Our last name doesn’t bind us together: God does.

But instead of making prayer a rigid, miniaturized version of corporate prayer that we have at services, family prayer is an excellent time to ask your family what they perceive as the needs of the family.

Do we have family or friends that we need to pray for?

Is there something specific to thank God about?

What kind of struggles are we each facing?

Once we identify those things, then prayer becomes an opportunity to ask God to help us with those things as only He can. Take 15 minutes every day to sit with your family, pull out a notepad, jot some of these things down, and pray together. Hold hands too – it helps.

Family prayer is just one way to weave God’s will into our everyday life. It becomes less rigid and formal and more about communicating with our Maker.

We need to develop a God-consciouness in our lives that seeks to commune with Him constantly, all day, every day. “Pray without ceasing,” as Paul told the church in Thessalonica (1 Thess. 5:17).

Pretty soon, you’ll notice other Godly attributes becoming a part of your daily walk: temptations won’t have as much of a hold because you’ll hate sin as God hates sin; compassion and love will be second-nature because you’ll love people as God loves people.

The more we can introduce God into our everyday life without a checklist, the faster our likeness will be transformed into His (Romans. 12:1-2).

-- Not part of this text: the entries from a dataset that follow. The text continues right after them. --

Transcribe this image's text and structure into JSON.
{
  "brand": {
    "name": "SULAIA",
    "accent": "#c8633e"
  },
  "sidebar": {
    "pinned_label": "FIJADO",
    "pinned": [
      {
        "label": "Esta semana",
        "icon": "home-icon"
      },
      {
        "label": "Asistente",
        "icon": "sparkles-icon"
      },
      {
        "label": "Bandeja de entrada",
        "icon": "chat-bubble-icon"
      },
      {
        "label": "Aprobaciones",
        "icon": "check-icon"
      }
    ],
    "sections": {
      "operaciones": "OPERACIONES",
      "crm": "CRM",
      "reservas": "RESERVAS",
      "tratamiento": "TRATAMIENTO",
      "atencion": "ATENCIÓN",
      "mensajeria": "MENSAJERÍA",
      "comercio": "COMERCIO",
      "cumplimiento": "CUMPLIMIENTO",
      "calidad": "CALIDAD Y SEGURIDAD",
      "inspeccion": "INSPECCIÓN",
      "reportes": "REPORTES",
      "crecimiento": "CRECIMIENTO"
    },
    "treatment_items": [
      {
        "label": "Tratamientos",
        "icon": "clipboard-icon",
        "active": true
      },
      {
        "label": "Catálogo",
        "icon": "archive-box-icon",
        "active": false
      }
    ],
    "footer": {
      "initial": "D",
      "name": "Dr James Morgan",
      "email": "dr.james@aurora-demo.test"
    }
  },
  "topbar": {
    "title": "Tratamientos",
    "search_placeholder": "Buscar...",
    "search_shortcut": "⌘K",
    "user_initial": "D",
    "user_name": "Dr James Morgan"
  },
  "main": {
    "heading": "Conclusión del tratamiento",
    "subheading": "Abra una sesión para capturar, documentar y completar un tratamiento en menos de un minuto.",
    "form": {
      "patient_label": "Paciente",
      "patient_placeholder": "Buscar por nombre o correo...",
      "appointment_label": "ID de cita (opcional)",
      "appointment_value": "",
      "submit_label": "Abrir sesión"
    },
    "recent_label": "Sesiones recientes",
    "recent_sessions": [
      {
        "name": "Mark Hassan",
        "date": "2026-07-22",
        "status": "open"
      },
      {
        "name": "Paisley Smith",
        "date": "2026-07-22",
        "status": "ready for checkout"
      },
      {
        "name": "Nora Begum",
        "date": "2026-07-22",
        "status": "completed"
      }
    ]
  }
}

And at the end of the day, isn’t that Christians should be striving after?

Should be a busy year.

Last modified: January 22, 2019